Despite my feminine obsession with romantic love, I’ve spent most of my life collecting evidence against marriage in a large wooden box. Although I get excited when I meet a likable guy, and try him on, as all women do, in the imaginary changing room at Boyfriends ‘R Us, I do not listen with envy when a girlfriend talks about her boyfriend. I usually try to persuade her to break up with said boyfriend because I cannot imagine why weekend drives and the odd moment of emotional honesty compensates for the smells, insecurities, compromised schedules, conversational weaknesses, and general costs of putting up with someone for more than three weeks at a time.
Don’t get me wrong, I have great respect for the experience, sacrifice, courage and sheer time couples share. But despite my best intentions, my box of evidence has grown into a collection of boxes, overflowing with dried corsages and wedding veils, photos of smiling couples, letters from distant relatives, birthday cards for baby’s first year, tickets to concerts, weight loss pills, tummy-tucking pantyhose, breath mints, a timeline of haircuts, the cologne he wore at twenty but not at forty, the dirty running shoes, the coffee cups, the Sunday mornings in bed, the pets, the cars, the houses, the friends, mutual and separate, the jobs, the fights about jobs and bosses and overtime, the fights at the dinner table, the children you raise with love, the adults they become, the truths you face at fifty, the vows you renew in your heart or in a church or in a courthouse, and those you don’t. The years you think were spent being true to yourself and those that weren’t, the future you see as warmed by love or empty of companionship… the centrality of your marriage. Does it remain central? And is it supposed to?
These boxes are not filled with “bad things.” They’re simply filled with the truth. A married life is not more blessed than a single, divorced, widowed or currently-still-illegal one. It is not Cinderella leaving her garret room for Prince Charming’s palace. It is a life, complex as any other, blended of joys and sorrows.

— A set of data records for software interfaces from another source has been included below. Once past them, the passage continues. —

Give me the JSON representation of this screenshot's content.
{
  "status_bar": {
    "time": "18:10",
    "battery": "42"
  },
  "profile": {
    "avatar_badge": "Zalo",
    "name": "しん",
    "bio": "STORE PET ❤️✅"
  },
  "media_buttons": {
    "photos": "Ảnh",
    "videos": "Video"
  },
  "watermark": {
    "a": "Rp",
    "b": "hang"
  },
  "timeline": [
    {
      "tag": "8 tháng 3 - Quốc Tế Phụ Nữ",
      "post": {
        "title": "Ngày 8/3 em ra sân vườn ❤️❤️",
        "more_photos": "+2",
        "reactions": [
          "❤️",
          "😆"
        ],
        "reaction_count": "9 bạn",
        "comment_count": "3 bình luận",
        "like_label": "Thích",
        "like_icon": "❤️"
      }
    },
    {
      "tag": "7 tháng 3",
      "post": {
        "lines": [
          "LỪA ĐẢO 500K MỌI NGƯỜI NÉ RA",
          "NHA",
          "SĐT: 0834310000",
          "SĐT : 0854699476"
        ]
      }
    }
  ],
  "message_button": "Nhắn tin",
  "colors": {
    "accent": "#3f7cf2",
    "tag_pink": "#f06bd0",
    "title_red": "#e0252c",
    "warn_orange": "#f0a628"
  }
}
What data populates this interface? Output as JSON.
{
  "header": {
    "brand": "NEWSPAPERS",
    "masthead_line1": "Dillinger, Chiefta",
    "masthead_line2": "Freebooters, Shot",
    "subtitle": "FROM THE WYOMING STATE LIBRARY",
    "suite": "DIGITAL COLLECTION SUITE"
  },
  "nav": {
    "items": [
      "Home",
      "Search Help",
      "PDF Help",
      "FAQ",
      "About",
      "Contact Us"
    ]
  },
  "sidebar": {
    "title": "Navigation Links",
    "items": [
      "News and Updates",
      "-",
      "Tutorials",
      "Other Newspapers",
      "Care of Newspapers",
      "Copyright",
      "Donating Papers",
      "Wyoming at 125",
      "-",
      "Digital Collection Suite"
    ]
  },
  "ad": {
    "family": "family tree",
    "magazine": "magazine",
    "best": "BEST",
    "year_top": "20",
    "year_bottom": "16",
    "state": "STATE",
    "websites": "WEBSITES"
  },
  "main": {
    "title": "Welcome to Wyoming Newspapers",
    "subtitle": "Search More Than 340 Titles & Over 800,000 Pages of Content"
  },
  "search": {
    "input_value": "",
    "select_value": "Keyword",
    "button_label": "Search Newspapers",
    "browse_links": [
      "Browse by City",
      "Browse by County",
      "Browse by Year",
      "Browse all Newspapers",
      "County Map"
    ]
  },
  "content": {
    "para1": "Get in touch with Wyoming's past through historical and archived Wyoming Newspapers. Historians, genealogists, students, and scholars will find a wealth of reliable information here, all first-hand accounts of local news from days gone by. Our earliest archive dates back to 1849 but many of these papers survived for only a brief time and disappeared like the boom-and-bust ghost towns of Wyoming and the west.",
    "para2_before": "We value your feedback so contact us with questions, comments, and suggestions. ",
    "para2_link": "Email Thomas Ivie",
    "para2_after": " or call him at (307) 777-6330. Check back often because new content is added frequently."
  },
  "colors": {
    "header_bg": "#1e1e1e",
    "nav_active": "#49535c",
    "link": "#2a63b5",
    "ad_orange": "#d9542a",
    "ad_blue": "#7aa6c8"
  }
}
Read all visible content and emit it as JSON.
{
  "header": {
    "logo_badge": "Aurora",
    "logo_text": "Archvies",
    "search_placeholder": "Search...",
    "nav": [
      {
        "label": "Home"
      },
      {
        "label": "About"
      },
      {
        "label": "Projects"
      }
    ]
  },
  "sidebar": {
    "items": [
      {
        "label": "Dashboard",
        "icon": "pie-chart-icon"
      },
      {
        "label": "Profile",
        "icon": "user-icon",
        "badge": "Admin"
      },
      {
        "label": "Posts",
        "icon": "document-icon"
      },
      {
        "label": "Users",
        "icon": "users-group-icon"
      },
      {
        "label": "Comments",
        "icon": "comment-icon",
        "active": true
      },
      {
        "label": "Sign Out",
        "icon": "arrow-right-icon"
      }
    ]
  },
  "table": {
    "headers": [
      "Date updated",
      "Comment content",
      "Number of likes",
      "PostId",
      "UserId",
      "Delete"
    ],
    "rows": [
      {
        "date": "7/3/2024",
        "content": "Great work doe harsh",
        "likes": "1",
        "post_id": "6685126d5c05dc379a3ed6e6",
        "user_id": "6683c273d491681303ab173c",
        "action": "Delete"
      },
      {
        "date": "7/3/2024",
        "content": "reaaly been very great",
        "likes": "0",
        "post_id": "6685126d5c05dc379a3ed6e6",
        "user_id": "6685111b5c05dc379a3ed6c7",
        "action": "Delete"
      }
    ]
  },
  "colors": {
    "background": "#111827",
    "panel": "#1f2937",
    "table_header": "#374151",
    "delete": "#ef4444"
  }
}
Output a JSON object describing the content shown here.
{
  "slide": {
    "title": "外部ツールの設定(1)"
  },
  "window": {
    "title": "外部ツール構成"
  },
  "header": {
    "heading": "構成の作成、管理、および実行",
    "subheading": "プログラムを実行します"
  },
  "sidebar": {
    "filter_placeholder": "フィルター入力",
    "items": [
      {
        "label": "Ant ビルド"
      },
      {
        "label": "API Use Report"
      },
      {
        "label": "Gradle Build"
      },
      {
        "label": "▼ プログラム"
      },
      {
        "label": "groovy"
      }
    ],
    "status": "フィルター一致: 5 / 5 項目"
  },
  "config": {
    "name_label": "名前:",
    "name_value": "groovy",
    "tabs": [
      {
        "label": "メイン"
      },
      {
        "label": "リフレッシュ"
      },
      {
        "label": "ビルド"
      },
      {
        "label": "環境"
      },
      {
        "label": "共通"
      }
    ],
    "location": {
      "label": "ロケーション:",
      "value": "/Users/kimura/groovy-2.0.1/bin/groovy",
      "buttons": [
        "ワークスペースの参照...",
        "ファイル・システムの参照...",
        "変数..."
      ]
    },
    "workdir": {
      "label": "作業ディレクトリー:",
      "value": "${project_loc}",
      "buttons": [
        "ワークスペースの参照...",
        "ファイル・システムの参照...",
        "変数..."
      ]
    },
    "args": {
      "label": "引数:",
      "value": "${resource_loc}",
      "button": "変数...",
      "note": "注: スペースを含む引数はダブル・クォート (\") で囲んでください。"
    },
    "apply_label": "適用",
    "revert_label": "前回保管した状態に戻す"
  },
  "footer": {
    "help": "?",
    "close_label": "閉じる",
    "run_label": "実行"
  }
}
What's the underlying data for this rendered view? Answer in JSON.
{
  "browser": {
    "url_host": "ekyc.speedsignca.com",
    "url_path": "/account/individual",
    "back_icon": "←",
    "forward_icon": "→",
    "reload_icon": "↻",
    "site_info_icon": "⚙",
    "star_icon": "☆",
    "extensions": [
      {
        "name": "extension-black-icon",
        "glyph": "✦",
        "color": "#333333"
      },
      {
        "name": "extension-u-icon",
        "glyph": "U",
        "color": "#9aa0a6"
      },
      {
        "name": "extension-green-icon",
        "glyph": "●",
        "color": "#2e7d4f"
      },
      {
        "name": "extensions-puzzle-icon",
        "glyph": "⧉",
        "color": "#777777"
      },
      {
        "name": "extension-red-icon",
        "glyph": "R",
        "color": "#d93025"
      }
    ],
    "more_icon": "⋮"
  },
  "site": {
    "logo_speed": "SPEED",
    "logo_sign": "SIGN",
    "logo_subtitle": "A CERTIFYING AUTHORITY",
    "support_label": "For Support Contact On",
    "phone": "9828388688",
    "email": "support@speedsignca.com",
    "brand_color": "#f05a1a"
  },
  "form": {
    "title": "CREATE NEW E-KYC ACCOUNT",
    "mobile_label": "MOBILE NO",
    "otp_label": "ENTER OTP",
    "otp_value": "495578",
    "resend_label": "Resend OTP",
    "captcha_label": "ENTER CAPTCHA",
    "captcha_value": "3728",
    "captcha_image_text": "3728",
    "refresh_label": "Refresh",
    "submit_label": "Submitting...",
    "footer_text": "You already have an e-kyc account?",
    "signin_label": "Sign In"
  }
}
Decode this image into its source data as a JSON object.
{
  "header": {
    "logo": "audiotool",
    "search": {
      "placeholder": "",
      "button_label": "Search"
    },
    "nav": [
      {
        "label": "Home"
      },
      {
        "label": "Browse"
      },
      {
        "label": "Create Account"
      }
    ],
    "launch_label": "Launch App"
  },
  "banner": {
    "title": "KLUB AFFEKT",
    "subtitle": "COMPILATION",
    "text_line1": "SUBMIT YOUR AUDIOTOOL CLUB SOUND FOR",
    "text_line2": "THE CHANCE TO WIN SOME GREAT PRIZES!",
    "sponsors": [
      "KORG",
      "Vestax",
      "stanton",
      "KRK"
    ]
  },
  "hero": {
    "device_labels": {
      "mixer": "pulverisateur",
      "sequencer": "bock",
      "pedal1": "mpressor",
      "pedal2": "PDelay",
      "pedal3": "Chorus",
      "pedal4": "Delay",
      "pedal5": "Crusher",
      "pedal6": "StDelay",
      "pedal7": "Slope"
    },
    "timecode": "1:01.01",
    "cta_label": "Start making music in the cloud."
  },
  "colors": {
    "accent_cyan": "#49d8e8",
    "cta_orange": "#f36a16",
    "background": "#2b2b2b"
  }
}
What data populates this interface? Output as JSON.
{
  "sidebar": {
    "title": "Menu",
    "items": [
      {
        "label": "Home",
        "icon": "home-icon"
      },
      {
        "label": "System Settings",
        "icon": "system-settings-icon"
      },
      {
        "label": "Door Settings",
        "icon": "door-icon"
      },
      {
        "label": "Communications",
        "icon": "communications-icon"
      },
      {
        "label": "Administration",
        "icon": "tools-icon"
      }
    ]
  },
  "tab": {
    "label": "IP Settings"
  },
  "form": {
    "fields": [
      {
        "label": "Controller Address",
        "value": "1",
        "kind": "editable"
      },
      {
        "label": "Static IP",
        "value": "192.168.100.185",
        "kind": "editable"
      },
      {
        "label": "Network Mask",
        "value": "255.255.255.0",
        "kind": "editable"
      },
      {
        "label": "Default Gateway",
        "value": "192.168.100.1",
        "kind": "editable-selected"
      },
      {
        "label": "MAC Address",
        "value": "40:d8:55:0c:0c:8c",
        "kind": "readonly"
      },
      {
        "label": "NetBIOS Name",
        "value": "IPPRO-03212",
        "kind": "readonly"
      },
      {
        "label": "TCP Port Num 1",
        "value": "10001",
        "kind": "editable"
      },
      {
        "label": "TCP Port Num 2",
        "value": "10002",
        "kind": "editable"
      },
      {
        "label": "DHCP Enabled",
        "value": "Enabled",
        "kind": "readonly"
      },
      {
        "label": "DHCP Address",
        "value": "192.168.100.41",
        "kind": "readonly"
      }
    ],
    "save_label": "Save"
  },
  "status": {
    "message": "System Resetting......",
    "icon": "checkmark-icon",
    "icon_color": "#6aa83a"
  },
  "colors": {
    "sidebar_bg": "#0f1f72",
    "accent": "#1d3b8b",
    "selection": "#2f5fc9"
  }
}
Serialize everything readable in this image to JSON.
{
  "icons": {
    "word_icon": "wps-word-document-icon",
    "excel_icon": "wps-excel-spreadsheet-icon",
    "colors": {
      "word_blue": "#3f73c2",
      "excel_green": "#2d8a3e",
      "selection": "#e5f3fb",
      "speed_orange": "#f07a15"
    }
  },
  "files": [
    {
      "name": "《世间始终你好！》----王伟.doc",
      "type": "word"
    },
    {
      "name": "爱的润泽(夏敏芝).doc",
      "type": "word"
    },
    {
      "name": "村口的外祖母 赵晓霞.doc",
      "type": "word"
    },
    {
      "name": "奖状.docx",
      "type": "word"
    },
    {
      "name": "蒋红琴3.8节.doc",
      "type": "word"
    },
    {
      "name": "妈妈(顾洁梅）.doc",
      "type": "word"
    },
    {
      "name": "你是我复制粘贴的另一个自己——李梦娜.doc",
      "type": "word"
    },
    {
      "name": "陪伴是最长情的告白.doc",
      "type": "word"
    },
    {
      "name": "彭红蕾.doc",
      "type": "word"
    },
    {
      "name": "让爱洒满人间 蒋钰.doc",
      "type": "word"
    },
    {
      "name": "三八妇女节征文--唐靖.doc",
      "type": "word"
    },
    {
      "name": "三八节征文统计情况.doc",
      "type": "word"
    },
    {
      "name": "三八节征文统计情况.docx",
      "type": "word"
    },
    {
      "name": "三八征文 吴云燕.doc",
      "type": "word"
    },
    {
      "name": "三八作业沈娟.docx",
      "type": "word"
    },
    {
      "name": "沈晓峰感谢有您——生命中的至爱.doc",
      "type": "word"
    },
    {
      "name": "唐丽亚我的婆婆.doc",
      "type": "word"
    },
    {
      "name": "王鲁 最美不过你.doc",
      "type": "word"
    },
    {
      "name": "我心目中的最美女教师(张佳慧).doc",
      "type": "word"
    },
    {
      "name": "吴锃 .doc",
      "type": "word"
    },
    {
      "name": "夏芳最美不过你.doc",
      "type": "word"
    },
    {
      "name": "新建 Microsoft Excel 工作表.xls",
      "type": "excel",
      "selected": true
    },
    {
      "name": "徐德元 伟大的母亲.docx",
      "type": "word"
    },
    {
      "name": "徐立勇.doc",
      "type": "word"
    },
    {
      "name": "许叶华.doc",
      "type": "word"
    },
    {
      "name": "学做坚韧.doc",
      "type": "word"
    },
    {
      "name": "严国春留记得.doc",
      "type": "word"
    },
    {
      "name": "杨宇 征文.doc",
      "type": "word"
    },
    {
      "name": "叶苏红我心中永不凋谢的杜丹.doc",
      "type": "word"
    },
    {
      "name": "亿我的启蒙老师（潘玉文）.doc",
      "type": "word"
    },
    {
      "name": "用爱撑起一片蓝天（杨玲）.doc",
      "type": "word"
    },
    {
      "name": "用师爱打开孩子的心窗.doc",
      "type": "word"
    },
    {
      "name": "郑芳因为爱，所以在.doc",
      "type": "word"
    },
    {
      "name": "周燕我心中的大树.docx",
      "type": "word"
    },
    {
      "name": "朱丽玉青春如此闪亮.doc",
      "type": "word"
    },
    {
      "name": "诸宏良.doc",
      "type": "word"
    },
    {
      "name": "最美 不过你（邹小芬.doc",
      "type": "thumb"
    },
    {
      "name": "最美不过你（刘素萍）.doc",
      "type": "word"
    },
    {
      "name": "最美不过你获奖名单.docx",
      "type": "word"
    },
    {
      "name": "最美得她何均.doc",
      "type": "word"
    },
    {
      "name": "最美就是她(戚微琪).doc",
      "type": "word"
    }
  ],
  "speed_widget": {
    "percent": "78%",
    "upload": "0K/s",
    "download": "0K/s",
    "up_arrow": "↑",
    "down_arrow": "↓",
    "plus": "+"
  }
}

Despite these boxes of evidence, forming a lasting relationship with a man seemed important to me because I have for years wanted to start a family, defined for the sake of this blog as “two romantically committed adults who raise children together.” Simmering down long enough to do so seemed unthinkable in New York, and seems very thinkable here, one of the reasons I feel at peace with such a quiet existence. Imagine, then, the fantasies I tried on in Boyfriends ‘R Us when I met Mr. Hotness.
Taking the train home yesterday after spending the night with Mr. Hotness, though, I reflected that as much as I love getting to know someone sexually, from the first kiss, to the peeling off of the shirt, to the waking up in a relative stranger’s bed and seeing how his sunlight hits his wall and how he behaves when he’s waking up in his birthday suit, to the moment when you’re comfortable enough to say out loud WILL YOU PLEASE TOUCH ME THERE instead of just wishing it, well, my thoughts returned once more to those boxes of evidence.
These boxes contain evidence of their collector, as well. Their collector goes to great lengths to avoid romantic attachment, and their collector feels both better about herself and less interested in wedding rings than she ever has in her life. Their collector may love children, but may wind up raising hers alone. She may even find that her desire for kids of her own, like her desire for Prince Charming, was formed while collecting all this evidence. In other words, my to-do list in New York (one: fall in love. two: get married. three: have babies) might have been drafted during a lack of alternative inspiration.
I don’t want to shut people out, and I don’t want to bitterly rant about the male species (any more than anyone does about the opposite sex, anyway). But I do want to be honest, so that I can focus on what’s important to me, instead of wishing I could add to the boxes of evidence.
These boxes are painted with respect and admiration for my parents, my aunts and uncles, grandparents, and friends, who’ve stayed together through good times and bad, somehow managing to decide, day after day, to climb back into bed together that night. Despite the smells, despite the insecurity. I respect and admire that commitment, but have no desire (never have, if you consider my actions instead of my words) to make that commitment myself.
So maybe I should move on, and for once, I don’t mean, “It’s time to pack my suitcases!” I mean that it’s time to find a warm, dry storage unit, monitored by CCTV, arrange the boxes neatly inside, perhaps in chronological order, perhaps by size, and then lock the door and drive away.
I’ll drive out to the country, where, out in the fields, people are collecting their own worn flannel shirts and photographs, their own teacups and letters slick with re-reading, their own TV Guides found underneath the couch, and putting them in their own boxes. Boxes filled with life as they live it, not as they see other people live. I’ll set mine down, small and undecorated, and see what’s growing in this field. What fits? Time will tell, and that’s the rush and the scare of your personal story compared to that of others. Only time will tell.